While reflecting on malicious users, we also understood benign users a bit more. After all, they will be the overwhelming majority: scientists doing honest work and hoping to gain insights from the newly released AI models based on pharmaceutical company data. Perhaps, we thought, we should also be respecting the privacy of these scientists (the users), in addition to the privacy of the companies (the data providers). Scientists and academic research institutes have the right to have their own intellectual property protection agenda. They would probably hesitate before an AI model served on the cloud, or hosted by a private company, unless secrecy on their input molecules is fully guaranteed.
So an ideal setup would be an ecosystem of encrypted AI models (with no risk of reverse engineering), deployed such that users can use them in a private mode, if they wish to. This is what we tried to achieve with the development of ChemXOR, a Python library for privacy-preserving AI focused on drug discovery applications. Our colleague Ankur Kumar deserves great credit for it. ChemXOR does the following:
- It offers a framework to train AI models for compound activity prediction, based on a basic set of small molecule descriptors and neural network architectures (simplicity for the data scientist).
- It automatically encrypts the resulting AI model parameters (privacy for the data provider).
- It encrypts user input and returns an encrypted output (the prediction) than can only be decrypted by the same user. All of this happens automatically (privacy for the user).
Code and documentation are available here and here, and you can also find a more detailed report here. ChemXOR is just a prototype, something we offer as a tech nonprofit because we genuinely/naively believe in this concept, at the junction of data privacy and open access, applied to drug discovery. We are willing to develop the tool further but, to be completely honest, we first need to know whether there is interest in it. We may as well be daydreaming here (it has happened to us multiple times), and we are not in a position to call pharmaceutical companies to action.
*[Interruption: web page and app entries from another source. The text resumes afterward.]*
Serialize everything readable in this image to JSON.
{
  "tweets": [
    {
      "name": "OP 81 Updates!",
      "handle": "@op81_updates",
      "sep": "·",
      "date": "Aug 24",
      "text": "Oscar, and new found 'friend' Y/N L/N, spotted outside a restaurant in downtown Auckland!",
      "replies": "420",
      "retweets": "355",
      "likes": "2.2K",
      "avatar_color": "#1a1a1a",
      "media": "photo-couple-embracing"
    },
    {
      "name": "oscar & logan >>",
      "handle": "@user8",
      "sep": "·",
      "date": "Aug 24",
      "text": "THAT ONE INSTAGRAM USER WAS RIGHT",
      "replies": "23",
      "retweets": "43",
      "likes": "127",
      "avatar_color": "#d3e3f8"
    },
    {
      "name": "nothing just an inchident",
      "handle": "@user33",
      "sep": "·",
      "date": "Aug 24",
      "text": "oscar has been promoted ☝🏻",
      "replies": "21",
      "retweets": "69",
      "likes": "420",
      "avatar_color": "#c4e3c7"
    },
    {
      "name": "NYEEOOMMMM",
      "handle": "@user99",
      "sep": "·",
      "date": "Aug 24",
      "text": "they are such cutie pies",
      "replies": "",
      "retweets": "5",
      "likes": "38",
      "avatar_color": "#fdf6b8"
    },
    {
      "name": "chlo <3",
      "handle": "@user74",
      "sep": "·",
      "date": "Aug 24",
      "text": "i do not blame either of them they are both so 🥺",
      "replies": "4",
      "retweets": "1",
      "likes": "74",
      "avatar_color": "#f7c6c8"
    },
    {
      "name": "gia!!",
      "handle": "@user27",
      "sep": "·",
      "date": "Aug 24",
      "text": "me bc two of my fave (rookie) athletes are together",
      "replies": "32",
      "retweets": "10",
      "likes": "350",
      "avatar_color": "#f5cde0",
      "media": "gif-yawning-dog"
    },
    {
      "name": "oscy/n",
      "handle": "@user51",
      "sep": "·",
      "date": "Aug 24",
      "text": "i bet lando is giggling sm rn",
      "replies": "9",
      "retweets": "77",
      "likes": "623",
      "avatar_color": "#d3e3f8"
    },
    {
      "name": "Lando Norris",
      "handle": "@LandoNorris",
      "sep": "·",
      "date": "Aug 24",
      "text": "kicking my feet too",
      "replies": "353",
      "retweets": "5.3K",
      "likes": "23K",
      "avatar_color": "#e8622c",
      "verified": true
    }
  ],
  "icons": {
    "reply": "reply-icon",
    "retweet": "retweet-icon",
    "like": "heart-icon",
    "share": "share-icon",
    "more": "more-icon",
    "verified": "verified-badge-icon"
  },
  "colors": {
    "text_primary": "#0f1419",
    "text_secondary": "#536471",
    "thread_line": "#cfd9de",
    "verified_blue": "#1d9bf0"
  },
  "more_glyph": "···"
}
So unless there is an authentic desire to share data (i.e. to contribute AI models) in these private stakeholders, the whole effort will be futile. Please reach out to us if you have thoughts on the matter. We’ll be happy to discuss them and, hopefully together, strategize the next small step towards making pharmaceutical company data available to all.